STORED DATA Block Start

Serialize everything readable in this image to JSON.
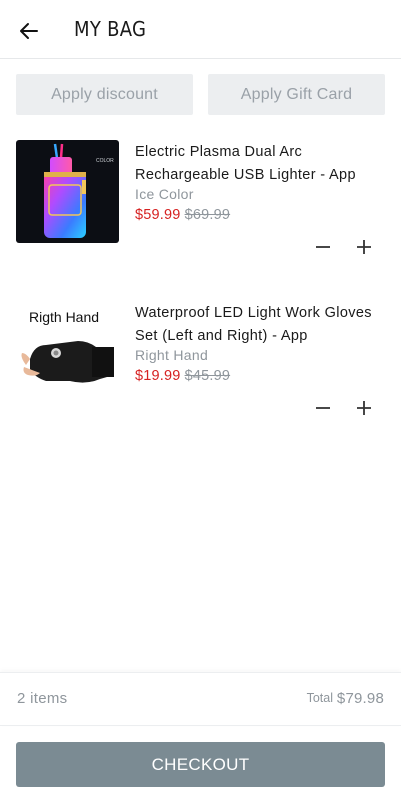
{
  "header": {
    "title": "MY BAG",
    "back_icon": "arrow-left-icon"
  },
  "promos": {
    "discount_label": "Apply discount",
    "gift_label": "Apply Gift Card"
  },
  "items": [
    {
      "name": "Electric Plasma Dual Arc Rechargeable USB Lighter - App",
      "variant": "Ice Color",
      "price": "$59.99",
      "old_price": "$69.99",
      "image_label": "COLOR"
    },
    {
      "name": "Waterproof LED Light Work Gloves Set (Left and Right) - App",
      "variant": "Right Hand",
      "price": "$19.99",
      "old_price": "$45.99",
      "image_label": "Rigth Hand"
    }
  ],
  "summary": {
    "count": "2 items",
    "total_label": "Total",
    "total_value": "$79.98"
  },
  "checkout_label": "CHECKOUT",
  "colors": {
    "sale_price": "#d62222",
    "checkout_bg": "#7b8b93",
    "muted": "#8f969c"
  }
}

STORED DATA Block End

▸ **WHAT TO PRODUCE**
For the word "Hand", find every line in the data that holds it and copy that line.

▸ **RESPONSE TO THIS EXERCISE**
      "variant": "Right Hand",
      "image_label": "Rigth Hand"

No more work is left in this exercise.